I don’t believe in the efficacy of mass movements, of protesting what the corporations and centralized government are doing wrong when we aren’t willing to change ourselves. They have their place as a tool among an engaged citizenship. Protest movements such as the recent Occupy hullaballoo fall flat when the so-called resistors of hegemony continue to embrace a lifestyle predicated on imperial tribute. They can do much better by taking visible steps to commit to the values they espouse. Furthermore a positive self-reliance has long been an American value. It has seen much neglect in our willingness to outsource jobs and tasks once done inside the comforting walls of a home. By reengaging the home economy, people can begin the process detaching our fangs from the bloating corpse of the Earth. Instead of living purely as predators, parasite and competitors, we can shift towards cultivating a personal strength that will then branch outwards to mutualism.
Any meaningful change must begin with ourselves in the place where we find ourselves now. This is why I am distrustful of the upward mobility encouraged by careerist universities and the businesses and corporations they cater to who would shuffle people around the country and across the planet in a way that discourages them from ever putting down roots. Rootlessness destroys the soil and leads to stem rot. When you don’t have a stake in the long term well-being of a plot of land, whether it be a house on a street in a neighborhood of a city, or a farm bounded by hedges, fences, and stone walls in a large watershed, it won’t hurt you personally to see a stand of trees chopped down to make room for another Walmart. It is upsetting to hear so many talented people leave a place to seek out real or imagined opportunities elsewhere. This has been referred to as “the great American brain drain” where the educated classes move from their places of origin to cities where jobs in the information economy exist, for the time being. When a person is unsettled they are more unwilling to make strong connections to people, because it is harder to drift away to the next place when heart strings have formed attachments. By contrast, when a person commits to living in one place for life they develop a sense of protection and identity that fuses with the land. From this they may be called to do work to heal imbalances and damage to the land and to do service work in family and community.
This negligent rootlessness is mirrored in the way people treat marriage and relationships. People, like places, become mere products. If they do not give a suitable return, or if our pleasure in them goes through a difficult phase, they are discarded. Products are replaceable. The unfortunate side effect is that we never develop the enduring love which can be built from working, living and being in a place with the people who are already there.

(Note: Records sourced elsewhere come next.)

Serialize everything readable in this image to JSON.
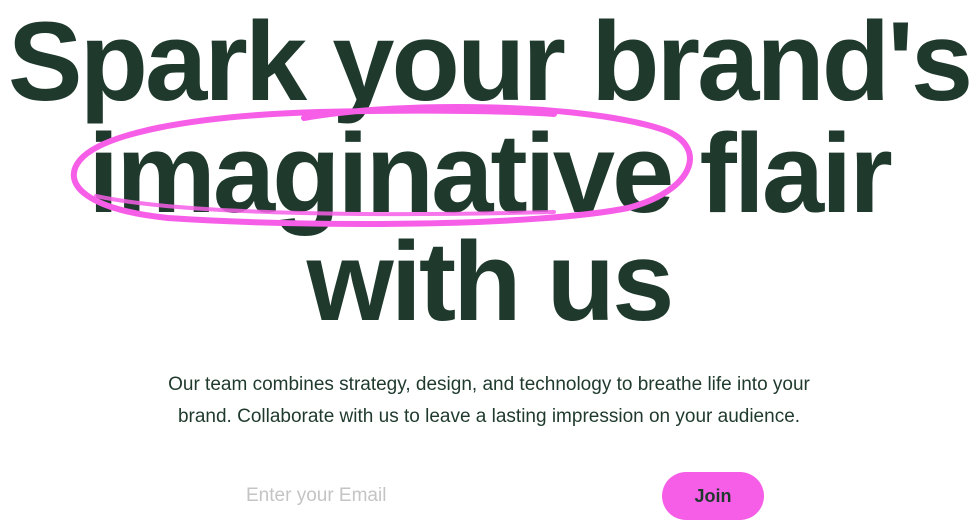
{
  "hero": {
    "headline": {
      "line1": "Spark your brand's",
      "highlight": "imaginative",
      "line2_rest": " flair",
      "line3": "with us"
    },
    "subtitle": {
      "line1": "Our team combines strategy, design, and technology to breathe life into your",
      "line2": "brand. Collaborate with us to leave a lasting impression on your audience."
    },
    "signup": {
      "email_placeholder": "Enter your Email",
      "email_value": "",
      "join_label": "Join"
    }
  },
  "colors": {
    "text": "#1f3a2d",
    "accent": "#f75ee8",
    "background": "#ffffff",
    "placeholder": "#c4c4c4"
  }
}
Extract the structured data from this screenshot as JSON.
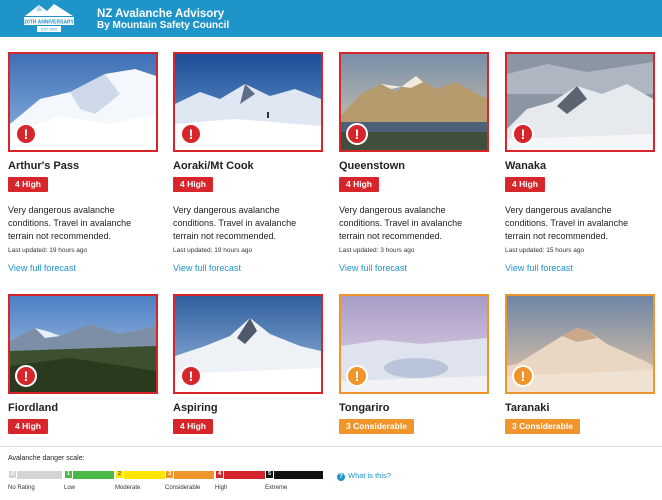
{
  "header": {
    "logo_text_top": "20TH ANNIVERSARY",
    "logo_text_bottom": "EST 2000",
    "brand_line1": "NZ Avalanche Advisory",
    "brand_line2": "By Mountain Safety Council",
    "background": "#1e94c8"
  },
  "regions": [
    {
      "name": "Arthur's Pass",
      "level": "4 High",
      "color": "#d7262b",
      "description": "Very dangerous avalanche conditions. Travel in avalanche terrain not recommended.",
      "updated": "Last updated: 19 hours ago",
      "link": "View full forecast"
    },
    {
      "name": "Aoraki/Mt Cook",
      "level": "4 High",
      "color": "#d7262b",
      "description": "Very dangerous avalanche conditions. Travel in avalanche terrain not recommended.",
      "updated": "Last updated: 19 hours ago",
      "link": "View full forecast"
    },
    {
      "name": "Queenstown",
      "level": "4 High",
      "color": "#d7262b",
      "description": "Very dangerous avalanche conditions. Travel in avalanche terrain not recommended.",
      "updated": "Last updated: 3 hours ago",
      "link": "View full forecast"
    },
    {
      "name": "Wanaka",
      "level": "4 High",
      "color": "#d7262b",
      "description": "Very dangerous avalanche conditions. Travel in avalanche terrain not recommended.",
      "updated": "Last updated: 15 hours ago",
      "link": "View full forecast"
    },
    {
      "name": "Fiordland",
      "level": "4 High",
      "color": "#d7262b"
    },
    {
      "name": "Aspiring",
      "level": "4 High",
      "color": "#d7262b"
    },
    {
      "name": "Tongariro",
      "level": "3 Considerable",
      "color": "#f0952c"
    },
    {
      "name": "Taranaki",
      "level": "3 Considerable",
      "color": "#f0952c"
    }
  ],
  "scale": {
    "title": "Avalanche danger scale:",
    "levels": [
      {
        "num": "0",
        "label": "No Rating",
        "color": "#d4d4d4"
      },
      {
        "num": "1",
        "label": "Low",
        "color": "#4cb848"
      },
      {
        "num": "2",
        "label": "Moderate",
        "color": "#ffe500"
      },
      {
        "num": "3",
        "label": "Considerable",
        "color": "#f0952c"
      },
      {
        "num": "4",
        "label": "High",
        "color": "#d7262b"
      },
      {
        "num": "5",
        "label": "Extreme",
        "color": "#111111"
      }
    ],
    "help_link": "What is this?"
  }
}
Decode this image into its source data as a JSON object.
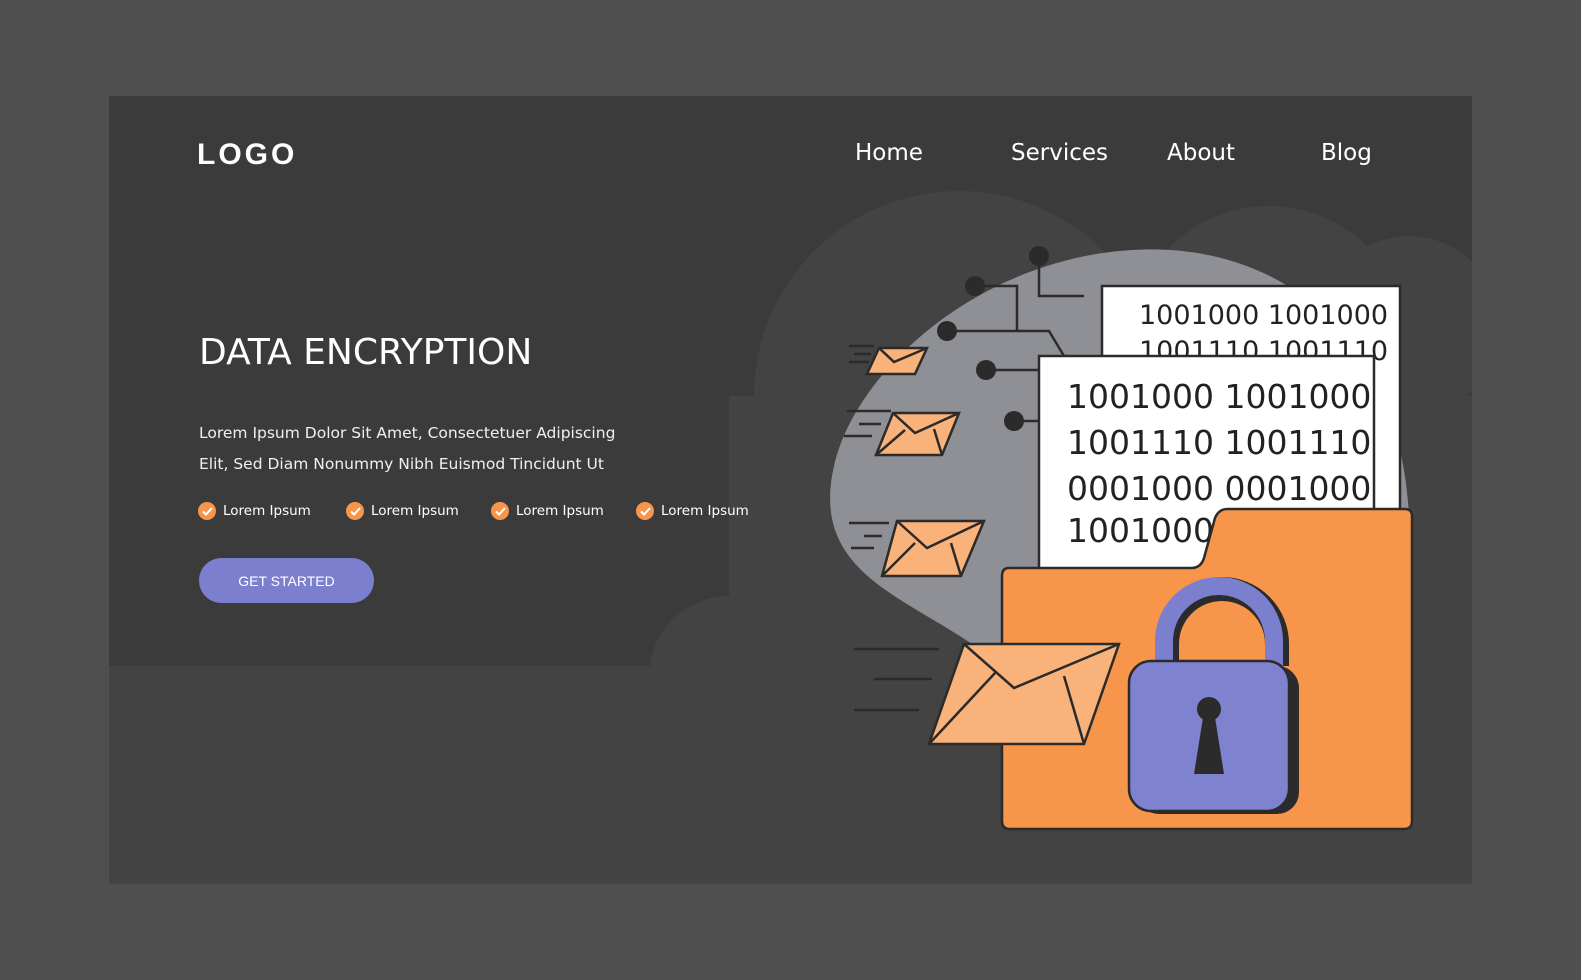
{
  "header": {
    "logo": "LOGO",
    "nav": [
      {
        "label": "Home"
      },
      {
        "label": "Services"
      },
      {
        "label": "About"
      },
      {
        "label": "Blog"
      }
    ]
  },
  "hero": {
    "title": "DATA ENCRYPTION",
    "description_line1": "Lorem Ipsum Dolor Sit Amet, Consectetuer Adipiscing",
    "description_line2": "Elit, Sed Diam Nonummy Nibh Euismod Tincidunt Ut",
    "features": [
      {
        "label": "Lorem Ipsum",
        "icon": "check-icon"
      },
      {
        "label": "Lorem Ipsum",
        "icon": "check-icon"
      },
      {
        "label": "Lorem Ipsum",
        "icon": "check-icon"
      },
      {
        "label": "Lorem Ipsum",
        "icon": "check-icon"
      }
    ],
    "cta_label": "GET STARTED"
  },
  "illustration": {
    "back_doc": [
      "1001000 1001000",
      "1001110 1001110"
    ],
    "front_doc": [
      "1001000 1001000",
      "1001110 1001110",
      "0001000 0001000",
      "1001000 1"
    ]
  },
  "colors": {
    "accent": "#7b7fce",
    "orange": "#f7964a",
    "envelope": "#f9b27a",
    "blob": "#8e9095"
  }
}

This is not to denigrate respectful travel and pilgrimage across the Earth, or to belittle the needful development of friendships in fields of interest where those who could learn and share much with each other are distant geographically. Rather it is to approach life and what we pursue in it from a home base, restored both in honor and in function.